Even rarer than that, Blachowicz’ fellow fighters came out in force to wish the new champion well and congratulate him on his performance, but then again, that shouldn’t be a surprise considering that the man wielding “The Polish Power” has always been a class act.
“It's a nice feeling and I think it's because I have respect for them,” Blachowicz said. “I don't use trash talk and stuff like this, I've got respect for everybody and I think they give me respect also. That's why they were happy that I won the title.”
The good news didn’t stop with his UFC 253 win, though, as he and his fiancée Dorota welcomed a son into the world in mid-December. That’s even better than winning the belt for the proud papa.
“I enjoy it,” said Blachowicz of fatherhood, even if he did have to give up his gaming room for the new arrival. “It's a new experience for me, and it's gonna be great.”
Suffice to say that while so many are wishing 2020 never happened, Blachowicz can mark the year off as one of his best ever. He admits it feels a little strange to feel that way, and his heart is with those who didn’t have the kind of year he did.
“This is a weird situation because, for me, this year was amazing, one of the best,” he said. “I won the title, I have a son, everything is really good. I'm looking at a big home right now, so everything is amazing. But when I watch people around me and see the sad faces, it's not good for me. Even when I won the title, I could not celebrate with 20,000 people in the arena. I can celebrate only with my team and a couple of people on Fight Island. It was a great year for me, but I understand the people who didn't enjoy this year like me so much. I'm with them.”
And though he’s enjoyed 2020, the question is, what will 2021 look like for the 205-pound champ?

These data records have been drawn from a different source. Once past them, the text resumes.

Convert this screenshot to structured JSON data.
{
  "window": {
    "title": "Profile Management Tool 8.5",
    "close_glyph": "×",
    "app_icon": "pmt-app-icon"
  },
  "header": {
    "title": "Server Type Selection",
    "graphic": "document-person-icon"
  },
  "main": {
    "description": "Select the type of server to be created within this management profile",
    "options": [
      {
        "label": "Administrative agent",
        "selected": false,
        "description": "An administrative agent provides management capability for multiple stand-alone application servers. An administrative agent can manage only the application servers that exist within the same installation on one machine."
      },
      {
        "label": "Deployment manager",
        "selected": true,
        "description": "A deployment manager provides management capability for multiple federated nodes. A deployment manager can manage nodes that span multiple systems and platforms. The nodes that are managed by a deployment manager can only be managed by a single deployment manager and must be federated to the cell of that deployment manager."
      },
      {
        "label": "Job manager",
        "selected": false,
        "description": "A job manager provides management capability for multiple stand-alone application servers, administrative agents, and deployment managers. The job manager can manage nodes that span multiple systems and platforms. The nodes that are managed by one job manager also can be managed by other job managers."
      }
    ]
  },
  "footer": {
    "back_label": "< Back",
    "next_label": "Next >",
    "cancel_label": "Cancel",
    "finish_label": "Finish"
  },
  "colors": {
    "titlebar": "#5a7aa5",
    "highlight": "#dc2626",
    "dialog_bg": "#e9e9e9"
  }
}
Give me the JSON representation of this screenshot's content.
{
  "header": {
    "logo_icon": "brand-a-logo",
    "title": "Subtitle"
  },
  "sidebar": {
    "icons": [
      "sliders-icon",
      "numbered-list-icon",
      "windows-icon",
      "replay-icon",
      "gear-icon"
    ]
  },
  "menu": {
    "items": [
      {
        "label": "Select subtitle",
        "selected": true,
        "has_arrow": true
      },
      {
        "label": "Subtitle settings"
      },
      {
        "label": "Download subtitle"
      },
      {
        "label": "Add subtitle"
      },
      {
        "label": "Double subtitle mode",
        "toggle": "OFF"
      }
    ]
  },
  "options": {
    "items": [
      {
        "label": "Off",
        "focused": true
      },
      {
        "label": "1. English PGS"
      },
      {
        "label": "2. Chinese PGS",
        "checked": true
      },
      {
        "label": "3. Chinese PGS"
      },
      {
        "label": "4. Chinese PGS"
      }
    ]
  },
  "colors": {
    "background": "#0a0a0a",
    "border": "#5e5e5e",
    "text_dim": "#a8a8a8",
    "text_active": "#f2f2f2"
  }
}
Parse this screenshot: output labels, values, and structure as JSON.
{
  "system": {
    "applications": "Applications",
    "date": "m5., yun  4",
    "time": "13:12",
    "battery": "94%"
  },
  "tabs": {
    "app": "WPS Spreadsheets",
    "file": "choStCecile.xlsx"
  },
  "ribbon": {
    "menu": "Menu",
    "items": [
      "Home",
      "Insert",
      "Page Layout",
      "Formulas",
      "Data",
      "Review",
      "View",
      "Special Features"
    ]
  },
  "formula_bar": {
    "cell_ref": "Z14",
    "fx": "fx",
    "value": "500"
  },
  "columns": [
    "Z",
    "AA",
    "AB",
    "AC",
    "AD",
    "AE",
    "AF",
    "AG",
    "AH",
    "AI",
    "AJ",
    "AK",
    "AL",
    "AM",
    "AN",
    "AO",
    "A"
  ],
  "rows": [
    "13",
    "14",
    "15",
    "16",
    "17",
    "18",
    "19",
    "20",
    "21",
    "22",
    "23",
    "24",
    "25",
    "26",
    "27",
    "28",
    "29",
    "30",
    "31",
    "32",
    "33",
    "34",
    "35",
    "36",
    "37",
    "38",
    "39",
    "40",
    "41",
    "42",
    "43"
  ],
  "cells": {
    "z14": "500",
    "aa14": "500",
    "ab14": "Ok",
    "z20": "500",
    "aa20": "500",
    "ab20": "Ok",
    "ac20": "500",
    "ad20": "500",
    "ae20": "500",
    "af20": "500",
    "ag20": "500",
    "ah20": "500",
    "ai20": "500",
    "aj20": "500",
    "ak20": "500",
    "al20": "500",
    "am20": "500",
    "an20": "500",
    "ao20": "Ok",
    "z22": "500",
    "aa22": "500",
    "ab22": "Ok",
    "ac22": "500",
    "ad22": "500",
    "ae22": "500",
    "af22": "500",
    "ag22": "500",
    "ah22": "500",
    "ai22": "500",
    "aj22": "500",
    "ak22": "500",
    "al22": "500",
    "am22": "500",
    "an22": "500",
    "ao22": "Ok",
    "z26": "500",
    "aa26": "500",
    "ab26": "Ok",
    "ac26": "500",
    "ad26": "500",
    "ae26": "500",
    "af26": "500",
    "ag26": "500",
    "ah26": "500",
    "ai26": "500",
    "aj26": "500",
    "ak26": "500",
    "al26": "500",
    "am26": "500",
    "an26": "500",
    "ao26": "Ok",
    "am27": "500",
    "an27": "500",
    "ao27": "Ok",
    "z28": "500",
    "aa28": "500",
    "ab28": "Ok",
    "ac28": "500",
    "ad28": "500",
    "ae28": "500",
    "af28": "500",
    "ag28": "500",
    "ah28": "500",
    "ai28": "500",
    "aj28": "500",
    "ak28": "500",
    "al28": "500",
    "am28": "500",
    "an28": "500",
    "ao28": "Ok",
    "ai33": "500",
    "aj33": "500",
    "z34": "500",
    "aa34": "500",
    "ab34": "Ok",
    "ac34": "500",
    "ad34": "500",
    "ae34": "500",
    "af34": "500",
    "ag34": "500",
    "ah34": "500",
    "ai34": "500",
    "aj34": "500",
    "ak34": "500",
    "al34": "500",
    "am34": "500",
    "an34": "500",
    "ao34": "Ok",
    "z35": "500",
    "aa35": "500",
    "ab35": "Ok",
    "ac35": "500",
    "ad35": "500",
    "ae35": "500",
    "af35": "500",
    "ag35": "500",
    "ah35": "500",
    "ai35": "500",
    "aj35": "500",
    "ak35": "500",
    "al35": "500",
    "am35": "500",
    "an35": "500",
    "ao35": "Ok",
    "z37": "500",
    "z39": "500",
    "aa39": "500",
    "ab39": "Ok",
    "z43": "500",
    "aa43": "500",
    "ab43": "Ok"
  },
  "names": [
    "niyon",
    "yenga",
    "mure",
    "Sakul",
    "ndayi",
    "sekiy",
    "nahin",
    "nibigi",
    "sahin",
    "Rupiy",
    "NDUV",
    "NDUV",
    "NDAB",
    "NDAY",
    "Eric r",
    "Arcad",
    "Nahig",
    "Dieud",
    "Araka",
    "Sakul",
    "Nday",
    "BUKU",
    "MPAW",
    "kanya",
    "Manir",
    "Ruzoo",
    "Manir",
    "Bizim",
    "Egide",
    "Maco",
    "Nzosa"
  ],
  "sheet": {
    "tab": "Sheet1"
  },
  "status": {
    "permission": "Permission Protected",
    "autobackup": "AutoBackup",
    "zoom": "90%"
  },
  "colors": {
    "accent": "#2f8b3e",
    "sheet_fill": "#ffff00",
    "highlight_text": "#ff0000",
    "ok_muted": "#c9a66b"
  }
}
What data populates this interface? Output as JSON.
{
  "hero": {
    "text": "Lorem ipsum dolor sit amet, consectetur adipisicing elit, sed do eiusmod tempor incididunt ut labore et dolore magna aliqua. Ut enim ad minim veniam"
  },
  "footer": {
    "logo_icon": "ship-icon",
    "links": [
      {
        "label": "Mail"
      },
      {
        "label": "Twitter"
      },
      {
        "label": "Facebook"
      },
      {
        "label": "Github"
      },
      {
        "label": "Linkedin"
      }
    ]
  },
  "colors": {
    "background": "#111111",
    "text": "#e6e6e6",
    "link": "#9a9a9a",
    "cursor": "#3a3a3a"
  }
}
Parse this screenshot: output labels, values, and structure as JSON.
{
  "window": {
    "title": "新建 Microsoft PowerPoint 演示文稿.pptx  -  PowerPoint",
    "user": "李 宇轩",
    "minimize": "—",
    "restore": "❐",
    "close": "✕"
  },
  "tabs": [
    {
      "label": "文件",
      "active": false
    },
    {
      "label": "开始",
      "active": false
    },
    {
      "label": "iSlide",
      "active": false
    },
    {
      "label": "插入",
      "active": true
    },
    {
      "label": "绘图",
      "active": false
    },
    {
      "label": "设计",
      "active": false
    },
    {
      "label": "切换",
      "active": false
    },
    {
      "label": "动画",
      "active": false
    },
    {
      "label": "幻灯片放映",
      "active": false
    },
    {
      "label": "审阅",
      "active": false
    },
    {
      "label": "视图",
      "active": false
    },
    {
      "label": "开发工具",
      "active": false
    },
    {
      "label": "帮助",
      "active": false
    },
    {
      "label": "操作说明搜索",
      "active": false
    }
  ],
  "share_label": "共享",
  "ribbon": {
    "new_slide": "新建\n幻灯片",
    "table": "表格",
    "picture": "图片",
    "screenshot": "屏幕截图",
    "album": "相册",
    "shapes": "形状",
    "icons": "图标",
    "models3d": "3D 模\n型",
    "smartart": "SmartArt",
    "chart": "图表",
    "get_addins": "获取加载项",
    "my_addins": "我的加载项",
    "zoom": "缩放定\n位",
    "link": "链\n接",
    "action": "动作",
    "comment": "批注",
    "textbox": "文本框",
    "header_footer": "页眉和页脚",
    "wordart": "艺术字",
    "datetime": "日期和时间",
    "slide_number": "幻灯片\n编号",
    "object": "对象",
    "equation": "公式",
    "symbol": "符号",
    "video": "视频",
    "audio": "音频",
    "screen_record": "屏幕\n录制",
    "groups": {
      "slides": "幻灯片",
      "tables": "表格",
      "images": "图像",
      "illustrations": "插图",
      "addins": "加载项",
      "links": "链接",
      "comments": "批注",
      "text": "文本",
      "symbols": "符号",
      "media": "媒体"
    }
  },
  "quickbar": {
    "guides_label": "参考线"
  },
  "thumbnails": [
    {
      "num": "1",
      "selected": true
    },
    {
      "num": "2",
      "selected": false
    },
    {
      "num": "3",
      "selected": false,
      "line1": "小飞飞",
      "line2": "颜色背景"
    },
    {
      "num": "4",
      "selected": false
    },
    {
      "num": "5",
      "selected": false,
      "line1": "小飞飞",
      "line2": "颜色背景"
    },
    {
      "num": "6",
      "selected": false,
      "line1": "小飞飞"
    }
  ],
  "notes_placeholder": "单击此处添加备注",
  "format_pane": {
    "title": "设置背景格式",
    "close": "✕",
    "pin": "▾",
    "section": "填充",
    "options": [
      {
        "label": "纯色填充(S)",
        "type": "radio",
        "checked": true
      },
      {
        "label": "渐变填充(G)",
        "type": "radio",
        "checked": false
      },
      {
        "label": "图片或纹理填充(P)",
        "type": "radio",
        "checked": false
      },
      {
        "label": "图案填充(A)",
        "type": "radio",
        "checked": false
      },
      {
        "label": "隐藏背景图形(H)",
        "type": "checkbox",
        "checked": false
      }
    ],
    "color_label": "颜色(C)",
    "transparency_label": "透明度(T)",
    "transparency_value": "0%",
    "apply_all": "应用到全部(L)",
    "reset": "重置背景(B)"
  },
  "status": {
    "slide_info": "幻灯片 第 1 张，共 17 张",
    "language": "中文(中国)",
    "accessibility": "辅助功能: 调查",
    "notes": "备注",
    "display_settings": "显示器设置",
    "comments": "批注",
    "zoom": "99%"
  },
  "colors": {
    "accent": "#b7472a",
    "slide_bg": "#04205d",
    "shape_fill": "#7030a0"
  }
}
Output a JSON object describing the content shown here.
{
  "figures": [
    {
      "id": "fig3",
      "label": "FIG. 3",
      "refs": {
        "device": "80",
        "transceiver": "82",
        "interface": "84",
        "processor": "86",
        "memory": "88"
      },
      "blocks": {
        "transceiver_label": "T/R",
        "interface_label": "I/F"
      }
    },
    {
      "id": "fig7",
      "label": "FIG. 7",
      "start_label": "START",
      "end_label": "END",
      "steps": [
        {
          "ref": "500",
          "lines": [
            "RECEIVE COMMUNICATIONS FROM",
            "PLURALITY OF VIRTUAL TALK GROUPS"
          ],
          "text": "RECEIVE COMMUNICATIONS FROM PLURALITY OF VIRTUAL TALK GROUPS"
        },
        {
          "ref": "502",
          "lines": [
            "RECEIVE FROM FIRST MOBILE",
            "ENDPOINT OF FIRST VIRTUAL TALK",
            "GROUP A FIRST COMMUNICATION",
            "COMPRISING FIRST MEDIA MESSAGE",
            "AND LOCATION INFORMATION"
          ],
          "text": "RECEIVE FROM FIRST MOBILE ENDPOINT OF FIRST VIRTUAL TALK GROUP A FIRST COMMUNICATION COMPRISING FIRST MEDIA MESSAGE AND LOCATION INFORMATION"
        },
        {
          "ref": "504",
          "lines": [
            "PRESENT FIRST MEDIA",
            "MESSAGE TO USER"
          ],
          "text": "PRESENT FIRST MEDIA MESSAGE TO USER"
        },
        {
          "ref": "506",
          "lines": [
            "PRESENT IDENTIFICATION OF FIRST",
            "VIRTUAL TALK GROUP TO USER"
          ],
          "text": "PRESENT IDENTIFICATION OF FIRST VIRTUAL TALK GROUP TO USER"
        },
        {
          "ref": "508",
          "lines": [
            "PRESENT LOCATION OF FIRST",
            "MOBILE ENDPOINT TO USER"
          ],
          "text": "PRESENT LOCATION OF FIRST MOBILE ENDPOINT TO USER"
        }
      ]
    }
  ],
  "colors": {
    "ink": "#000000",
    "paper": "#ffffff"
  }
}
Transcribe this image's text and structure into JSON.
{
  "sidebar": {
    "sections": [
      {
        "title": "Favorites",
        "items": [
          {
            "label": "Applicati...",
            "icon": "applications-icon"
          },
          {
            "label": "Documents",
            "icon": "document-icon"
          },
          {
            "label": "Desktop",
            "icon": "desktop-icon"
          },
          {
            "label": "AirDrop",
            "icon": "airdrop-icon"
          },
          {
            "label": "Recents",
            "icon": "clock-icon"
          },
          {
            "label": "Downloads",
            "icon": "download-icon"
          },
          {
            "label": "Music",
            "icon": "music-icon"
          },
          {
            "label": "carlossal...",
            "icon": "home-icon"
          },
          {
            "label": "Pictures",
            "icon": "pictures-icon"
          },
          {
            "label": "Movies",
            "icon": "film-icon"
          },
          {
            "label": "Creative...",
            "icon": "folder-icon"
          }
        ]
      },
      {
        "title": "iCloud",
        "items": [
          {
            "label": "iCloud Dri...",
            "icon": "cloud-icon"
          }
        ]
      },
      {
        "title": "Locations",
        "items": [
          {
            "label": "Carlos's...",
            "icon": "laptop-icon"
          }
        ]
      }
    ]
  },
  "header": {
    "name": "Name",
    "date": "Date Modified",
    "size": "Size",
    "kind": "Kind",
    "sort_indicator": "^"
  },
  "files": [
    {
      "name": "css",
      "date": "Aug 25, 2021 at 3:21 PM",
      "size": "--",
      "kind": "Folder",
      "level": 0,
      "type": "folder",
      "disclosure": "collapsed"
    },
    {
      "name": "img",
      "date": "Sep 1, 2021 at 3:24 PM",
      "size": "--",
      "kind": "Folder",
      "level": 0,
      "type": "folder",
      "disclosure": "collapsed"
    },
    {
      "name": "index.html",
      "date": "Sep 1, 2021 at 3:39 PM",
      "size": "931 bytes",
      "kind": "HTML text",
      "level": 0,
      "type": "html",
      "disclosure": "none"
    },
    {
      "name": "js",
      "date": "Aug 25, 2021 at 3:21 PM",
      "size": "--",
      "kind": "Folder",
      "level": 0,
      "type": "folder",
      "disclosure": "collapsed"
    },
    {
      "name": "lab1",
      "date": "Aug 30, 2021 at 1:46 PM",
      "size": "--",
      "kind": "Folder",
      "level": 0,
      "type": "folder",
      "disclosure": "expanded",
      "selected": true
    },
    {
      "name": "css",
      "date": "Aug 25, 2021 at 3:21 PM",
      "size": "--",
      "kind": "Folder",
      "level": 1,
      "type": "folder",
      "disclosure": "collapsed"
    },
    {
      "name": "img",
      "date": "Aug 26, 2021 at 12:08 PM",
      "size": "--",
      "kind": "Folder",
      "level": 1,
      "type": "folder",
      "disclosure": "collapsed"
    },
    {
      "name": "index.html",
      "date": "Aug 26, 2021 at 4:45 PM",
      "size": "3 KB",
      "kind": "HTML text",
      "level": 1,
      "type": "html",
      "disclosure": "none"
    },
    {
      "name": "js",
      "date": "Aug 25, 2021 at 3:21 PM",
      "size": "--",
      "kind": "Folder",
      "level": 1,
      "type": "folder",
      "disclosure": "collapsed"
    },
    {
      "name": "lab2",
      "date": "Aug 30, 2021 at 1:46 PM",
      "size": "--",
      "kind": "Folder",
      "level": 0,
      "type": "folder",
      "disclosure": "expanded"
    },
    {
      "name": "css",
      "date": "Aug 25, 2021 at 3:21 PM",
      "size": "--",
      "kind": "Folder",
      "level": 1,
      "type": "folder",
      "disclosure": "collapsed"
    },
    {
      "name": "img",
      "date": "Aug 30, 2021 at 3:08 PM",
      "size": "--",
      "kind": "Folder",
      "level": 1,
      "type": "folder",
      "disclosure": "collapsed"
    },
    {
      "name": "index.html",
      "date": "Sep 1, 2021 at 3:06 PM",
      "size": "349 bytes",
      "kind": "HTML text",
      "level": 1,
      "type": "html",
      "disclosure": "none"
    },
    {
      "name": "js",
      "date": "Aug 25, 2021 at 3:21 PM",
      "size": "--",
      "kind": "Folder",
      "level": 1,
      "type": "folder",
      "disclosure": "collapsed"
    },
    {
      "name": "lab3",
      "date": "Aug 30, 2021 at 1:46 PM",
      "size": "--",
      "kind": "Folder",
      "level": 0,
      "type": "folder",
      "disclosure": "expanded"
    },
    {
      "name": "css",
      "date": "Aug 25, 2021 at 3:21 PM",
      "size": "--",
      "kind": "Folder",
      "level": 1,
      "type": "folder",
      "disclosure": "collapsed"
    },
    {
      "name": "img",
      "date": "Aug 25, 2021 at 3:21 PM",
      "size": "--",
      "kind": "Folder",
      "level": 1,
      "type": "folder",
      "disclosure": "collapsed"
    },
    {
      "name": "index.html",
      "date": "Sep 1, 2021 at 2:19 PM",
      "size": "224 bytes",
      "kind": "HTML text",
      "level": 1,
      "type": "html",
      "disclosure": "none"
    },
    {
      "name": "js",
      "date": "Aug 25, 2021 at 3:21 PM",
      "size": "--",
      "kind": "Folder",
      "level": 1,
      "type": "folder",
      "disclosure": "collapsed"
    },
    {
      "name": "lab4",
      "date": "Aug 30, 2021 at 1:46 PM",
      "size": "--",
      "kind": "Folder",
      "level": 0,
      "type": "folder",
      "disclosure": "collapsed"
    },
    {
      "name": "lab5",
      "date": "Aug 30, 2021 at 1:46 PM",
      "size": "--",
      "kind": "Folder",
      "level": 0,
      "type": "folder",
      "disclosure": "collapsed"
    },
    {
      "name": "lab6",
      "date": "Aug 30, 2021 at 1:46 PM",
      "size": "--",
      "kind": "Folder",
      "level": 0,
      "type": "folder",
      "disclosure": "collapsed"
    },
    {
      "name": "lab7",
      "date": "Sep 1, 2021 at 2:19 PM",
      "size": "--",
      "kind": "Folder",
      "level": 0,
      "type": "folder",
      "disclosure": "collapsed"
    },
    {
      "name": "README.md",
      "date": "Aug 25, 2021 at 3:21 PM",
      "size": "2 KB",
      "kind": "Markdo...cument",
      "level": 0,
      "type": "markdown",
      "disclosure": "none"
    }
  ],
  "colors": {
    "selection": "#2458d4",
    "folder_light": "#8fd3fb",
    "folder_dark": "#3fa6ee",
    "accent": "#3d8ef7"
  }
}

“Even better,” he laughs. “Defend my belt, once, twice, maybe three times, and then we will see. Maybe I will go to heavyweight, we will see. But first of all, I have to defend the belt a couple times.”